By Joe Stevens –
Hello everyone –
And then there were four still standing for the 2021-2022 season. By the time most of you read this week’s column, only four resorts (maybe five) will still be open in the southeast region. Those four resorts include Snowshoe Mountain in West Virginia and Beech, Cataloochee and Sugar in North Carolina will be open through the end of the month.
Congratulations to all the mountain operations staffs at those resorts that were able to push snow here and there, thereby covering enough terrain to have some fun during the last week of the season. To the other resorts that made it through March 20, including Massanutten in Virginia, Timberline Mountain, and Appalachian in North Carolina, way to provide late season skiing and snowboarding opportunities.
This is the first day of spring, as the Spring Equinox occurred in the Northern Hemisphere at 11:33 AM EDT Sunday morning. So, I guess spring skiing officially is with us for eight days.
But just to make things all white in the mountains of West Virginia on Sunday, there was an inch of natural snow (not the real manmade stuff, not going to let that go folks) at Snowshoe Mountain and almost a half inch at Timberline Mountain. Now that sort of caps off the season in an icing on the cake type of way for the mountain state.
I meant to mention the following observation a couple of weeks ago and just flat out forgot. You see many times throughout my years in this crazy but fun industry I have mentioned or asked for managers at ski shops throughout the region not to use the term “End of the season” in February, as they try to move their remaining inventory.
When skiers and snowboarders hear the words like end or closed, they believe that the snow has melted, and well, I think you get it.
This year and I believe last year I never heard those naughty words. What I have read and seen is something like final, but not end or close out. To those ski shops that get it, thanks for playing along.
With spring skiing and snowboarding season comes announcements from all the resorts as it pertains to next season’s “Season Pass” program. If you think this is something for you or other members of your family, now is the time to purchase a season pass.
I am going to give you some inside the beltway information, for the resorts that really concentrate on winter and don’t have much of a summer program, this gives them some cashflow during the slow months. Nonetheless, for whatever the reason, if a season pass is in your future, go directly to your favorite resort’s website and put in your order. The saving’s period doesn’t last that long, so don’t procrastinate or you will be left out in the cold in possible savings.
I am here to say with only a week left in the season I will now tell you for some unknown reason, I was a bit more worried about this season’s COVID-19 situation than last year. What I mean is last year we had a plan, it was written out for all to see, posted right there on everyone’s website on what the season’s protocols were going to be for everyone to make it through the season as safe as possible.
This year, there was a lot of discussion and due to last years’ experience, everyone seemed to basically have a plan to follow. However, it just wasn’t written out like the “Ski Well, Be Well” program. I am not a doubting Thomas, but I just had this feeling something was going to go south on the season.
When the Omicron variant was starting to make the rounds before fall was even with us, that pit in my stomach started to get bigger and bigger.
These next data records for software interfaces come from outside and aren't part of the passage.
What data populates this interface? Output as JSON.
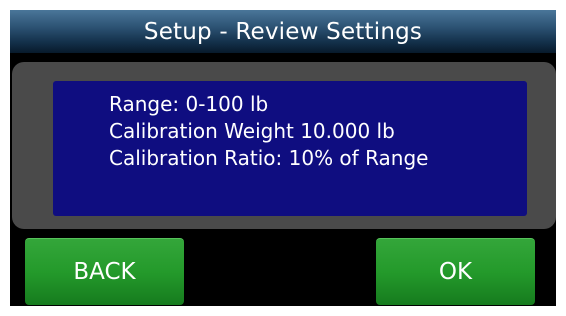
{
  "header": {
    "title": "Setup - Review Settings"
  },
  "settings": {
    "lines": [
      "Range: 0-100 lb",
      "Calibration Weight 10.000 lb",
      "Calibration Ratio: 10% of Range"
    ]
  },
  "buttons": {
    "back_label": "BACK",
    "ok_label": "OK"
  },
  "colors": {
    "info_background": "#0f0d80",
    "button_green": "#249a2b",
    "panel_gray": "#4a4a4a",
    "title_bar": "#13304a"
  }
}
Seriously I decided to try and not to think about it, but knowing me as you may do, I started to develop a plan if it got to a point where it was going to affect day to day resort operations.
As I look back now and after speaking with a number of resort officials, where it affected operations was with the number of employees available on any given day. To work around those challenges, there were employees at a lot of resorts this year that wore a number of hats. One day they may have been working in food and beverage and another day they might be parking cars or working the lift lines.
That is something I just love about this industry, when things get tough, you don’t hear, “we can’t do that,” but instead you hear, “okay, this is how we are going to handle the situation.” As the saying goes in sports, if one player goes down, it’s next man or women up to fill in the gap.
We have now gone through two very challenging ski seasons, not only in the southeast, but across the country. Speaking to other ski association folks made it clear that the southeast region really didn’t do too bad this season, all things considered.
Too many times our glasses are half empty instead of half full and I now realize more than ever that every resort operator in the southeast’s glass is half full. They just put the plow down and kept pushing and finding answers for visitors to have a great day on the slopes.
As columns go this is basically my final column of the season. I will be wrapping up my 18th season on skisoutheast.com with my annual Snowies next week. The committee will be working hard this week.
That’s it for this week, thanks for joining me for my weekly turns on the laptop. Just remember whether it be cold or whether it be warm, we’ll weather the weather, whatever the weather will be. Hope everyone has had a chance to make a few turns this season.